- [Entries provided]
┄┄┄┄┄┄┄┄┄┄

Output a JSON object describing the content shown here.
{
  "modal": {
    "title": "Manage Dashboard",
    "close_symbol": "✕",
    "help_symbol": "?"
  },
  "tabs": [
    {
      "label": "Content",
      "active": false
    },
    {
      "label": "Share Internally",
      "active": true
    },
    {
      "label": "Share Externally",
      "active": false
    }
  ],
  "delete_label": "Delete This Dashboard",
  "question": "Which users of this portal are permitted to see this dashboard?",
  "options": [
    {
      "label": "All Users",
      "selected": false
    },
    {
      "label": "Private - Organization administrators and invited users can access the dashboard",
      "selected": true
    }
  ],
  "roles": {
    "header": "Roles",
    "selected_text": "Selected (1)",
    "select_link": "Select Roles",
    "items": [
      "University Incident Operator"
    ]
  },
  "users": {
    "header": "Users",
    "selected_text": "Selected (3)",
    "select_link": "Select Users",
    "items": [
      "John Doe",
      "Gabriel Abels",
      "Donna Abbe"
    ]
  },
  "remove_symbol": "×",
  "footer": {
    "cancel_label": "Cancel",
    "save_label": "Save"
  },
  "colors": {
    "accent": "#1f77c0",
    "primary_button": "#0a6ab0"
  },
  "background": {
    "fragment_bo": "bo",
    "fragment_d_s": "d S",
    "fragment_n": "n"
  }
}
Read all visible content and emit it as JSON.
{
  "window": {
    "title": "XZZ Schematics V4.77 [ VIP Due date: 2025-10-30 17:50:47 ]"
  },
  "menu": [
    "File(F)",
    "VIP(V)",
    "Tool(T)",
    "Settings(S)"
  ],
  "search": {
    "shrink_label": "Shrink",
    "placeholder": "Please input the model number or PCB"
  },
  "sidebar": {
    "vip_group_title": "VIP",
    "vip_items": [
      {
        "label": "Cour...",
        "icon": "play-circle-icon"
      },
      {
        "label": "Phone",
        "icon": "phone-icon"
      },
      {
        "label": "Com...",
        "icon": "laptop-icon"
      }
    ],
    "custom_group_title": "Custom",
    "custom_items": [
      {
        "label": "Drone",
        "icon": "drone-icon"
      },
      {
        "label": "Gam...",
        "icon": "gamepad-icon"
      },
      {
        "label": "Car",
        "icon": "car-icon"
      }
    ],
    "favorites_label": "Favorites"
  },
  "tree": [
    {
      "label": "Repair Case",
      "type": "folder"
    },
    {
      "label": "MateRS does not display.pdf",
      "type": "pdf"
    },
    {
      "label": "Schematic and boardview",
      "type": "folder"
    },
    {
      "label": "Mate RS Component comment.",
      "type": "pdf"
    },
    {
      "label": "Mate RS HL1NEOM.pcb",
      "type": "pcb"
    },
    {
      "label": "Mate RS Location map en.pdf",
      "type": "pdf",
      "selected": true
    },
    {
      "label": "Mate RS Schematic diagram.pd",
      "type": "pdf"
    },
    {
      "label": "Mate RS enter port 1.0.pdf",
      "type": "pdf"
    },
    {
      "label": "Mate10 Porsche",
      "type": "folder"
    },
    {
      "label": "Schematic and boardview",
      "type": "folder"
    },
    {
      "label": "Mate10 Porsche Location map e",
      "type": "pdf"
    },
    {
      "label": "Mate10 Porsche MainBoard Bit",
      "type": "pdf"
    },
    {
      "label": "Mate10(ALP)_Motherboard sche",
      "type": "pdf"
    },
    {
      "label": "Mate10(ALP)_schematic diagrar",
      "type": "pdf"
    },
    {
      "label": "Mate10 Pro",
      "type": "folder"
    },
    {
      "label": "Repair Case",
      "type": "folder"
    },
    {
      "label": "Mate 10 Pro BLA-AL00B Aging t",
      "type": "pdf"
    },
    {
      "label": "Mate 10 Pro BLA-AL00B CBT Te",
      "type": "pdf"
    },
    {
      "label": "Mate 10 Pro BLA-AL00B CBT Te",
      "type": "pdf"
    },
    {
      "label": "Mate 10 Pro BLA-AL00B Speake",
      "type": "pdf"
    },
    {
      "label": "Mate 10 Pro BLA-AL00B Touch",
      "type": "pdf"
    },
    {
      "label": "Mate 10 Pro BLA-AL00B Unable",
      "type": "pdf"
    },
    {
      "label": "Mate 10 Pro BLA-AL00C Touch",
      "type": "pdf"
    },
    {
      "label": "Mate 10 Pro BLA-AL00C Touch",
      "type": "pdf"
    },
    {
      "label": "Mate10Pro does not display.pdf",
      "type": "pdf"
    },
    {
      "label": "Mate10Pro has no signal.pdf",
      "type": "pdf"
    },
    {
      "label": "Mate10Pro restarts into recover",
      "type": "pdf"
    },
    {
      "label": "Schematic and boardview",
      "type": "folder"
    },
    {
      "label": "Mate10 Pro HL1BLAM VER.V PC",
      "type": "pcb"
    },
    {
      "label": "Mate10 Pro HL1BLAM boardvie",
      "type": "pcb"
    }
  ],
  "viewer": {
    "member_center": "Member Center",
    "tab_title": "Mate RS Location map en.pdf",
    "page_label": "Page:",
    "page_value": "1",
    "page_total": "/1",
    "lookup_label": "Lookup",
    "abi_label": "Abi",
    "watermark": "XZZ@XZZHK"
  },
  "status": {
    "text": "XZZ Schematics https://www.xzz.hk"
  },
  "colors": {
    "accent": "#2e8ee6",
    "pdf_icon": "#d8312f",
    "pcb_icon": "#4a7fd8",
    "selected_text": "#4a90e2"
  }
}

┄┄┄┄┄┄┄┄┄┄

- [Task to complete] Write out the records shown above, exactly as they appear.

- [Your response]
Output a JSON object describing the content shown here.
{
  "modal": {
    "title": "Manage Dashboard",
    "close_symbol": "✕",
    "help_symbol": "?"
  },
  "tabs": [
    {
      "label": "Content",
      "active": false
    },
    {
      "label": "Share Internally",
      "active": true
    },
    {
      "label": "Share Externally",
      "active": false
    }
  ],
  "delete_label": "Delete This Dashboard",
  "question": "Which users of this portal are permitted to see this dashboard?",
  "options": [
    {
      "label": "All Users",
      "selected": false
    },
    {
      "label": "Private - Organization administrators and invited users can access the dashboard",
      "selected": true
    }
  ],
  "roles": {
    "header": "Roles",
    "selected_text": "Selected (1)",
    "select_link": "Select Roles",
    "items": [
      "University Incident Operator"
    ]
  },
  "users": {
    "header": "Users",
    "selected_text": "Selected (3)",
    "select_link": "Select Users",
    "items": [
      "John Doe",
      "Gabriel Abels",
      "Donna Abbe"
    ]
  },
  "remove_symbol": "×",
  "footer": {
    "cancel_label": "Cancel",
    "save_label": "Save"
  },
  "colors": {
    "accent": "#1f77c0",
    "primary_button": "#0a6ab0"
  },
  "background": {
    "fragment_bo": "bo",
    "fragment_d_s": "d S",
    "fragment_n": "n"
  }
}
Read all visible content and emit it as JSON.
{
  "window": {
    "title": "XZZ Schematics V4.77 [ VIP Due date: 2025-10-30 17:50:47 ]"
  },
  "menu": [
    "File(F)",
    "VIP(V)",
    "Tool(T)",
    "Settings(S)"
  ],
  "search": {
    "shrink_label": "Shrink",
    "placeholder": "Please input the model number or PCB"
  },
  "sidebar": {
    "vip_group_title": "VIP",
    "vip_items": [
      {
        "label": "Cour...",
        "icon": "play-circle-icon"
      },
      {
        "label": "Phone",
        "icon": "phone-icon"
      },
      {
        "label": "Com...",
        "icon": "laptop-icon"
      }
    ],
    "custom_group_title": "Custom",
    "custom_items": [
      {
        "label": "Drone",
        "icon": "drone-icon"
      },
      {
        "label": "Gam...",
        "icon": "gamepad-icon"
      },
      {
        "label": "Car",
        "icon": "car-icon"
      }
    ],
    "favorites_label": "Favorites"
  },
  "tree": [
    {
      "label": "Repair Case",
      "type": "folder"
    },
    {
      "label": "MateRS does not display.pdf",
      "type": "pdf"
    },
    {
      "label": "Schematic and boardview",
      "type": "folder"
    },
    {
      "label": "Mate RS Component comment.",
      "type": "pdf"
    },
    {
      "label": "Mate RS HL1NEOM.pcb",
      "type": "pcb"
    },
    {
      "label": "Mate RS Location map en.pdf",
      "type": "pdf",
      "selected": true
    },
    {
      "label": "Mate RS Schematic diagram.pd",
      "type": "pdf"
    },
    {
      "label": "Mate RS enter port 1.0.pdf",
      "type": "pdf"
    },
    {
      "label": "Mate10 Porsche",
      "type": "folder"
    },
    {
      "label": "Schematic and boardview",
      "type": "folder"
    },
    {
      "label": "Mate10 Porsche Location map e",
      "type": "pdf"
    },
    {
      "label": "Mate10 Porsche MainBoard Bit",
      "type": "pdf"
    },
    {
      "label": "Mate10(ALP)_Motherboard sche",
      "type": "pdf"
    },
    {
      "label": "Mate10(ALP)_schematic diagrar",
      "type": "pdf"
    },
    {
      "label": "Mate10 Pro",
      "type": "folder"
    },
    {
      "label": "Repair Case",
      "type": "folder"
    },
    {
      "label": "Mate 10 Pro BLA-AL00B Aging t",
      "type": "pdf"
    },
    {
      "label": "Mate 10 Pro BLA-AL00B CBT Te",
      "type": "pdf"
    },
    {
      "label": "Mate 10 Pro BLA-AL00B CBT Te",
      "type": "pdf"
    },
    {
      "label": "Mate 10 Pro BLA-AL00B Speake",
      "type": "pdf"
    },
    {
      "label": "Mate 10 Pro BLA-AL00B Touch",
      "type": "pdf"
    },
    {
      "label": "Mate 10 Pro BLA-AL00B Unable",
      "type": "pdf"
    },
    {
      "label": "Mate 10 Pro BLA-AL00C Touch",
      "type": "pdf"
    },
    {
      "label": "Mate 10 Pro BLA-AL00C Touch",
      "type": "pdf"
    },
    {
      "label": "Mate10Pro does not display.pdf",
      "type": "pdf"
    },
    {
      "label": "Mate10Pro has no signal.pdf",
      "type": "pdf"
    },
    {
      "label": "Mate10Pro restarts into recover",
      "type": "pdf"
    },
    {
      "label": "Schematic and boardview",
      "type": "folder"
    },
    {
      "label": "Mate10 Pro HL1BLAM VER.V PC",
      "type": "pcb"
    },
    {
      "label": "Mate10 Pro HL1BLAM boardvie",
      "type": "pcb"
    }
  ],
  "viewer": {
    "member_center": "Member Center",
    "tab_title": "Mate RS Location map en.pdf",
    "page_label": "Page:",
    "page_value": "1",
    "page_total": "/1",
    "lookup_label": "Lookup",
    "abi_label": "Abi",
    "watermark": "XZZ@XZZHK"
  },
  "status": {
    "text": "XZZ Schematics https://www.xzz.hk"
  },
  "colors": {
    "accent": "#2e8ee6",
    "pdf_icon": "#d8312f",
    "pcb_icon": "#4a7fd8",
    "selected_text": "#4a90e2"
  }
}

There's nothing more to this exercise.